[Dataset rows for apps and sites]
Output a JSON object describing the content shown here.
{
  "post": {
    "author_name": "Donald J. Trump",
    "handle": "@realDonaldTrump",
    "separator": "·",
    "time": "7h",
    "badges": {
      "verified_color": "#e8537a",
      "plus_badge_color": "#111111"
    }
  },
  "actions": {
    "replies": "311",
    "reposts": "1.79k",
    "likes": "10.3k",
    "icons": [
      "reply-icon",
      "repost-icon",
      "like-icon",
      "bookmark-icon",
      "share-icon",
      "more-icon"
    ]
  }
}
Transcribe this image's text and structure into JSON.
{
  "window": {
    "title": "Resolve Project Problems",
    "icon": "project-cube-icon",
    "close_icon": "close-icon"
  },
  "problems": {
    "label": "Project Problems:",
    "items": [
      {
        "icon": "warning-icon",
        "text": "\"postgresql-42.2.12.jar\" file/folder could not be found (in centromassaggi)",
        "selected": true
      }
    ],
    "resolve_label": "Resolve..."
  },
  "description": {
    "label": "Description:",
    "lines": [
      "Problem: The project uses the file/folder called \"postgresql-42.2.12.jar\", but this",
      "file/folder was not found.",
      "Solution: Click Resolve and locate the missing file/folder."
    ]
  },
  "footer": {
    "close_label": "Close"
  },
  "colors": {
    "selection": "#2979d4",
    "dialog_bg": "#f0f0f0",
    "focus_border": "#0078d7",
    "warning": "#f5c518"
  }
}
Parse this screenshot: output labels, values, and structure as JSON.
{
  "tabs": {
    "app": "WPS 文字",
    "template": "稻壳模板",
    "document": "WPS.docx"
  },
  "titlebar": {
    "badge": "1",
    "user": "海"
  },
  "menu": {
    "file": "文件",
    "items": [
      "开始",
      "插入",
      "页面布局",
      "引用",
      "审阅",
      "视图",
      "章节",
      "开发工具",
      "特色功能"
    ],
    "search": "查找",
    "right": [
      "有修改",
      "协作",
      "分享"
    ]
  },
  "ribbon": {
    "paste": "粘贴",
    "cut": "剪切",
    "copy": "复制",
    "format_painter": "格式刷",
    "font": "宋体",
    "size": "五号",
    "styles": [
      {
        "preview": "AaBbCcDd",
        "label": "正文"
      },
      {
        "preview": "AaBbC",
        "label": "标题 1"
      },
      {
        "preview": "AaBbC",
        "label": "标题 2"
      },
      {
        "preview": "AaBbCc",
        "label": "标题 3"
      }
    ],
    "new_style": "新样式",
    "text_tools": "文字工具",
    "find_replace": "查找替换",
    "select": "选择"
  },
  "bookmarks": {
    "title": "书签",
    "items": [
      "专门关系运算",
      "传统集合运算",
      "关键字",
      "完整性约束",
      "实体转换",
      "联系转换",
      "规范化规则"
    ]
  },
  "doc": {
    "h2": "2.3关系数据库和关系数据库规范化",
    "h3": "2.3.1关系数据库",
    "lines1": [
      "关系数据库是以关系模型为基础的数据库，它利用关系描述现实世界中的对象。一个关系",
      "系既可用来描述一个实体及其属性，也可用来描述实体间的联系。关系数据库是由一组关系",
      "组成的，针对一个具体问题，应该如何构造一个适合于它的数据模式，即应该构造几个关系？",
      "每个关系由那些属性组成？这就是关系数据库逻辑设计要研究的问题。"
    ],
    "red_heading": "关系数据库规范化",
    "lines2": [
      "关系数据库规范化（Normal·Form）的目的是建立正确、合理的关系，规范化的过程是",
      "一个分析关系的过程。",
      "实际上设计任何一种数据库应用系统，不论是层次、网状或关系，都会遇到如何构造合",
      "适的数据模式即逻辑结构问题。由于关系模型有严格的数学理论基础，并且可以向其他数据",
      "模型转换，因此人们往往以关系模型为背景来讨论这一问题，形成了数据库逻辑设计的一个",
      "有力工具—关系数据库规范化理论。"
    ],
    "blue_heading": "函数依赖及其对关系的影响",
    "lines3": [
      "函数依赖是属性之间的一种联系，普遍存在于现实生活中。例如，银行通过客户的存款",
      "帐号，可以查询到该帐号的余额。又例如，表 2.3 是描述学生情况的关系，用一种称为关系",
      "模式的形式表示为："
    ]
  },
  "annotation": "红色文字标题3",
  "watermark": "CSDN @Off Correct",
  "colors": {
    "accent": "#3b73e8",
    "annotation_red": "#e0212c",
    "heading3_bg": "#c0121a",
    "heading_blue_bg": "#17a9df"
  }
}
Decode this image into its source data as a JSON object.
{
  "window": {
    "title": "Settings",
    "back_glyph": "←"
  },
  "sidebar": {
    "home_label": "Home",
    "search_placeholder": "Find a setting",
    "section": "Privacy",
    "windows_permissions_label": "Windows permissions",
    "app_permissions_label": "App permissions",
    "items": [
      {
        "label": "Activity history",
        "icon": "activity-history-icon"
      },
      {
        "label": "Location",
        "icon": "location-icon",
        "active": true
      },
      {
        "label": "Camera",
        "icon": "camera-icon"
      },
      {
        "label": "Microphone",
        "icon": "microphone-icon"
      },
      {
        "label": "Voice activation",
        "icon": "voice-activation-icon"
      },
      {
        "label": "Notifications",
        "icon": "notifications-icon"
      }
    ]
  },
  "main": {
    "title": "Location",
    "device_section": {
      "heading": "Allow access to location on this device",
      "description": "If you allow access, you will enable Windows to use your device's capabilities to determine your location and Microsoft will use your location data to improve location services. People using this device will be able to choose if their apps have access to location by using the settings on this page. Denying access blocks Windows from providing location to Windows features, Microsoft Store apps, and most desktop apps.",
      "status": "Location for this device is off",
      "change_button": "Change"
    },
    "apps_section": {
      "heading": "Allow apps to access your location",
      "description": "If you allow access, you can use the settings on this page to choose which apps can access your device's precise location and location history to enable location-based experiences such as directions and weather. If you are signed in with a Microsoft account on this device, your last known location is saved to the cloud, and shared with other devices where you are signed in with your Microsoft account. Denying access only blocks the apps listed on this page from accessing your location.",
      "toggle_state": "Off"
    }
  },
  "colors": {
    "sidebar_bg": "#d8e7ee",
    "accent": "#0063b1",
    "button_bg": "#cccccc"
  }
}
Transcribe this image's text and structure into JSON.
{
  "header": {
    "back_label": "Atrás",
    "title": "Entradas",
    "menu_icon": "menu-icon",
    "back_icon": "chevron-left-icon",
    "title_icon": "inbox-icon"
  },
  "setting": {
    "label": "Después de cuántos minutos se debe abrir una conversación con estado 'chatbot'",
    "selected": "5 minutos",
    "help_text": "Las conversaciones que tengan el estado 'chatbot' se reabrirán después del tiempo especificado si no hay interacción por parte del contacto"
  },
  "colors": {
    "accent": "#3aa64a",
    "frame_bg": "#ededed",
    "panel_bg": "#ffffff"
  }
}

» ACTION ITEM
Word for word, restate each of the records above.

» FINAL ANSWER
Output a JSON object describing the content shown here.
{
  "post": {
    "author_name": "Donald J. Trump",
    "handle": "@realDonaldTrump",
    "separator": "·",
    "time": "7h",
    "badges": {
      "verified_color": "#e8537a",
      "plus_badge_color": "#111111"
    }
  },
  "actions": {
    "replies": "311",
    "reposts": "1.79k",
    "likes": "10.3k",
    "icons": [
      "reply-icon",
      "repost-icon",
      "like-icon",
      "bookmark-icon",
      "share-icon",
      "more-icon"
    ]
  }
}
Transcribe this image's text and structure into JSON.
{
  "window": {
    "title": "Resolve Project Problems",
    "icon": "project-cube-icon",
    "close_icon": "close-icon"
  },
  "problems": {
    "label": "Project Problems:",
    "items": [
      {
        "icon": "warning-icon",
        "text": "\"postgresql-42.2.12.jar\" file/folder could not be found (in centromassaggi)",
        "selected": true
      }
    ],
    "resolve_label": "Resolve..."
  },
  "description": {
    "label": "Description:",
    "lines": [
      "Problem: The project uses the file/folder called \"postgresql-42.2.12.jar\", but this",
      "file/folder was not found.",
      "Solution: Click Resolve and locate the missing file/folder."
    ]
  },
  "footer": {
    "close_label": "Close"
  },
  "colors": {
    "selection": "#2979d4",
    "dialog_bg": "#f0f0f0",
    "focus_border": "#0078d7",
    "warning": "#f5c518"
  }
}
Parse this screenshot: output labels, values, and structure as JSON.
{
  "tabs": {
    "app": "WPS 文字",
    "template": "稻壳模板",
    "document": "WPS.docx"
  },
  "titlebar": {
    "badge": "1",
    "user": "海"
  },
  "menu": {
    "file": "文件",
    "items": [
      "开始",
      "插入",
      "页面布局",
      "引用",
      "审阅",
      "视图",
      "章节",
      "开发工具",
      "特色功能"
    ],
    "search": "查找",
    "right": [
      "有修改",
      "协作",
      "分享"
    ]
  },
  "ribbon": {
    "paste": "粘贴",
    "cut": "剪切",
    "copy": "复制",
    "format_painter": "格式刷",
    "font": "宋体",
    "size": "五号",
    "styles": [
      {
        "preview": "AaBbCcDd",
        "label": "正文"
      },
      {
        "preview": "AaBbC",
        "label": "标题 1"
      },
      {
        "preview": "AaBbC",
        "label": "标题 2"
      },
      {
        "preview": "AaBbCc",
        "label": "标题 3"
      }
    ],
    "new_style": "新样式",
    "text_tools": "文字工具",
    "find_replace": "查找替换",
    "select": "选择"
  },
  "bookmarks": {
    "title": "书签",
    "items": [
      "专门关系运算",
      "传统集合运算",
      "关键字",
      "完整性约束",
      "实体转换",
      "联系转换",
      "规范化规则"
    ]
  },
  "doc": {
    "h2": "2.3关系数据库和关系数据库规范化",
    "h3": "2.3.1关系数据库",
    "lines1": [
      "关系数据库是以关系模型为基础的数据库，它利用关系描述现实世界中的对象。一个关系",
      "系既可用来描述一个实体及其属性，也可用来描述实体间的联系。关系数据库是由一组关系",
      "组成的，针对一个具体问题，应该如何构造一个适合于它的数据模式，即应该构造几个关系？",
      "每个关系由那些属性组成？这就是关系数据库逻辑设计要研究的问题。"
    ],
    "red_heading": "关系数据库规范化",
    "lines2": [
      "关系数据库规范化（Normal·Form）的目的是建立正确、合理的关系，规范化的过程是",
      "一个分析关系的过程。",
      "实际上设计任何一种数据库应用系统，不论是层次、网状或关系，都会遇到如何构造合",
      "适的数据模式即逻辑结构问题。由于关系模型有严格的数学理论基础，并且可以向其他数据",
      "模型转换，因此人们往往以关系模型为背景来讨论这一问题，形成了数据库逻辑设计的一个",
      "有力工具—关系数据库规范化理论。"
    ],
    "blue_heading": "函数依赖及其对关系的影响",
    "lines3": [
      "函数依赖是属性之间的一种联系，普遍存在于现实生活中。例如，银行通过客户的存款",
      "帐号，可以查询到该帐号的余额。又例如，表 2.3 是描述学生情况的关系，用一种称为关系",
      "模式的形式表示为："
    ]
  },
  "annotation": "红色文字标题3",
  "watermark": "CSDN @Off Correct",
  "colors": {
    "accent": "#3b73e8",
    "annotation_red": "#e0212c",
    "heading3_bg": "#c0121a",
    "heading_blue_bg": "#17a9df"
  }
}
Decode this image into its source data as a JSON object.
{
  "window": {
    "title": "Settings",
    "back_glyph": "←"
  },
  "sidebar": {
    "home_label": "Home",
    "search_placeholder": "Find a setting",
    "section": "Privacy",
    "windows_permissions_label": "Windows permissions",
    "app_permissions_label": "App permissions",
    "items": [
      {
        "label": "Activity history",
        "icon": "activity-history-icon"
      },
      {
        "label": "Location",
        "icon": "location-icon",
        "active": true
      },
      {
        "label": "Camera",
        "icon": "camera-icon"
      },
      {
        "label": "Microphone",
        "icon": "microphone-icon"
      },
      {
        "label": "Voice activation",
        "icon": "voice-activation-icon"
      },
      {
        "label": "Notifications",
        "icon": "notifications-icon"
      }
    ]
  },
  "main": {
    "title": "Location",
    "device_section": {
      "heading": "Allow access to location on this device",
      "description": "If you allow access, you will enable Windows to use your device's capabilities to determine your location and Microsoft will use your location data to improve location services. People using this device will be able to choose if their apps have access to location by using the settings on this page. Denying access blocks Windows from providing location to Windows features, Microsoft Store apps, and most desktop apps.",
      "status": "Location for this device is off",
      "change_button": "Change"
    },
    "apps_section": {
      "heading": "Allow apps to access your location",
      "description": "If you allow access, you can use the settings on this page to choose which apps can access your device's precise location and location history to enable location-based experiences such as directions and weather. If you are signed in with a Microsoft account on this device, your last known location is saved to the cloud, and shared with other devices where you are signed in with your Microsoft account. Denying access only blocks the apps listed on this page from accessing your location.",
      "toggle_state": "Off"
    }
  },
  "colors": {
    "sidebar_bg": "#d8e7ee",
    "accent": "#0063b1",
    "button_bg": "#cccccc"
  }
}
Transcribe this image's text and structure into JSON.
{
  "header": {
    "back_label": "Atrás",
    "title": "Entradas",
    "menu_icon": "menu-icon",
    "back_icon": "chevron-left-icon",
    "title_icon": "inbox-icon"
  },
  "setting": {
    "label": "Después de cuántos minutos se debe abrir una conversación con estado 'chatbot'",
    "selected": "5 minutos",
    "help_text": "Las conversaciones que tengan el estado 'chatbot' se reabrirán después del tiempo especificado si no hay interacción por parte del contacto"
  },
  "colors": {
    "accent": "#3aa64a",
    "frame_bg": "#ededed",
    "panel_bg": "#ffffff"
  }
}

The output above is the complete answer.